To accompany you...

A psychologist is a health professional who has a protected title due to a recognized university education. In order to practice, he or she must be registered with the Commission des psychologues and respect the code of ethics (professional secrecy). Within this framework of trust, he/she offers a different perspective on the difficulties that the person or a member of his or her family is facing, as well as attentive and benevolent listening. Through his guidance work, he develops with the patient new tools to help him better manage his daily difficulties and thus re-establish personal fulfillment.

Psychological follow-up

The proposed brief therapies are part of the cognitive and behavioral currents of clinical psychology. They allow us to apprehend the present problems, whether they are related to negative ideas or problematic behaviors. The emphasis is on the resources available to (re)discover a more realistic way of life. During the therapeutic follow-ups, the "Rogerian" or person-centered approach is proposed. The patient is taken into account in his or her entirety with active listening, empathy, and non-judgment in order to accompany change and help regain autonomy and freedom.
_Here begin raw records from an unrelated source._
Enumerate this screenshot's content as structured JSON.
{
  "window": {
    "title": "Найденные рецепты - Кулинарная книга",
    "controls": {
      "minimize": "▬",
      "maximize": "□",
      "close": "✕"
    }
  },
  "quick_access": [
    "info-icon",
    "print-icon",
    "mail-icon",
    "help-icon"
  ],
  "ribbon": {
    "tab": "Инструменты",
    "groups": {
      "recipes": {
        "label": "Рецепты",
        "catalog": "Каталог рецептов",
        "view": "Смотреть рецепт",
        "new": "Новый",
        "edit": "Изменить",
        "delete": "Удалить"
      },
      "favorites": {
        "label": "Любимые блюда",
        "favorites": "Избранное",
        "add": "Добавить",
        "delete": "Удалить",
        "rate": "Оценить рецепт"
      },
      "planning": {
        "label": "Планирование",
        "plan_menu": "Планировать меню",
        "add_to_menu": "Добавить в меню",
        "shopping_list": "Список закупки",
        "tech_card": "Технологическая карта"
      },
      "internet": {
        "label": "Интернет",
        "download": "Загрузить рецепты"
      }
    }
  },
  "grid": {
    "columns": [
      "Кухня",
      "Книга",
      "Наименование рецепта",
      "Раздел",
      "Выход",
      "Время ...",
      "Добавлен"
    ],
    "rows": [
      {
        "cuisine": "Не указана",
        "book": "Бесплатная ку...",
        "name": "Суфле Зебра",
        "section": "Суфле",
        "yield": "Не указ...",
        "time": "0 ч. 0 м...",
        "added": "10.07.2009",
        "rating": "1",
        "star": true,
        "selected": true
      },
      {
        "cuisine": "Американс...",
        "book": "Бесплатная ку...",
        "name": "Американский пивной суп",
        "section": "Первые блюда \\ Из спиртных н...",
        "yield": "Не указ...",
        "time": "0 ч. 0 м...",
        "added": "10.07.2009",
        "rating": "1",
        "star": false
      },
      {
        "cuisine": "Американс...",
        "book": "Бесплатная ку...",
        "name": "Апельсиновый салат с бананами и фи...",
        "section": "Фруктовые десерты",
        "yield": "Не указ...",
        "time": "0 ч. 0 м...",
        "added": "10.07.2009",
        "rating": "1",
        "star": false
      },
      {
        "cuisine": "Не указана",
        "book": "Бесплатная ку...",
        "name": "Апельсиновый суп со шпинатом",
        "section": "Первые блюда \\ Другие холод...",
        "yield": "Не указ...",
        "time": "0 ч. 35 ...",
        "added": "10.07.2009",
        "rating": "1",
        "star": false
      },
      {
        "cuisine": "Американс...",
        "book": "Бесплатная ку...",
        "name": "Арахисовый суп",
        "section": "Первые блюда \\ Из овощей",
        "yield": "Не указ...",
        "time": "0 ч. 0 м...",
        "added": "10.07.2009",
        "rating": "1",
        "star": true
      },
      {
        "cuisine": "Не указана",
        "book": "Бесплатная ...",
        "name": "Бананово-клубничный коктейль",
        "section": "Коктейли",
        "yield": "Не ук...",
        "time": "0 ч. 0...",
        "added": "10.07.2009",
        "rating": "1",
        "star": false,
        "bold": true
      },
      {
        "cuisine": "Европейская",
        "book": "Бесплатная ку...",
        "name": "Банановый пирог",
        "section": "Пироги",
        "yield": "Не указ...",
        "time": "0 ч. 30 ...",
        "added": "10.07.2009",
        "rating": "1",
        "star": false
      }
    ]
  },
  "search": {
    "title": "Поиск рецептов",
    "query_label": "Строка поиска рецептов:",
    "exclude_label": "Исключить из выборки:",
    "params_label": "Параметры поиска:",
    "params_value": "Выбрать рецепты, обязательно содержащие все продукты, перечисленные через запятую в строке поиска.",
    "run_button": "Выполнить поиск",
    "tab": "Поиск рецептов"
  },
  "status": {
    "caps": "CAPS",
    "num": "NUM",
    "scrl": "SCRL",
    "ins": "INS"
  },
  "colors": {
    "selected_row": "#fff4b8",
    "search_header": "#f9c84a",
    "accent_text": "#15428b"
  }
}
  • Behavioral, anxiety, and mood disorders (stress, anxiety, and specific anxieties) 
  • Help for various difficult life events: malaise and questioning of life, self-questioning and self-knowledge 
  • Emotional or relationship problems, parental burnout, etc.

Bilan De Q.I.

The difficulties encountered can also be approached with the help of a more specific tool: the cognitive assessment (IQ test) carried out with the Wechsler batteries (the only ones scientifically recognized). The objective is to equip people to improve their daily lives. 

The I.Q. test is an assessment of a person's cognitive functioning at a given point in their development. I.Q. and intelligence are not synonymous. The I.Q. test is not an exact measure of intelligence but a global index that places the individual in relation to a population of the same age group. It infers certain aspects of intelligence from a person's performance during different intellectual tasks. Depending on age, there is a battery of tests adapted to the individual (from two and a half to 79 years old). 

Each I.Q. battery includes different tests designed to evaluate various elements: visual, auditory, reflective, attention, concentration, graphomotor problems, etc. It thus makes it possible to establish a map of an individual's intellectual efficiency by identifying his or her strengths and weaknesses, and to provide appropriate help for the difficulties encountered. 


  • To better understand the present difficulties in perceiving one's differences compared to subjects of the same age group, 
  • Identify learning disabilities
  • Assessing high potentials
  • To help with decision-making and educational or professional (re)orientation, but also to establish certain links with aspects experienced at the level of social or emotional life.

Strategic conversational hypnosis or PTR (trauma reassociative psychotherapy):

Another powerful and effective tool is strategic conversational hypnosis (or trauma-reassociative psychotherapy). It enables the gentle and rapid accompaniment of a wide range of therapeutic requests from the youngest to the oldest. Sometimes we are confronted with problems that seem to have no solution or that seem to persist despite various attempts to resolve them.

Why is this? Difficult times leave deep emotional imprints in our primitive brain, which we refer to as microtraumas or traumas depending on how the person perceived the situation. It is therefore necessary to work on this level of our brain's "hard drive" to erase and/or modulate the emotional traces that have been left behind. Far from entertainment hypnosis, PTR is an active collaboration between the practitioner and the person in order to desensitize past problematic moments and heal the resulting symptoms. Indeed, hypnosis corresponds to a naturally modified state of consciousness (between wakefulness and sleep) that is similar to "being in the moon." At no time is there a loss of control; the patient is never "asleep," absent, or passive (saying or doing things against his will). On the contrary, he or she will gradually learn to regain control over the difficulties that preoccupy him or her, be they physical symptoms (such as pain) or emotional symptoms. This approach is therefore suitable for a wide range of problems.


  • Flashbacks and trauma-related nightmares
  • Loss of self-confidence, depression, relational difficulties,...
  • Physical illnesses (eczema, asthma, eating disorders, irritable bowel syndrome, headaches, etc.) or psychosomatic illnesses
  • Addiction (stopping smoking)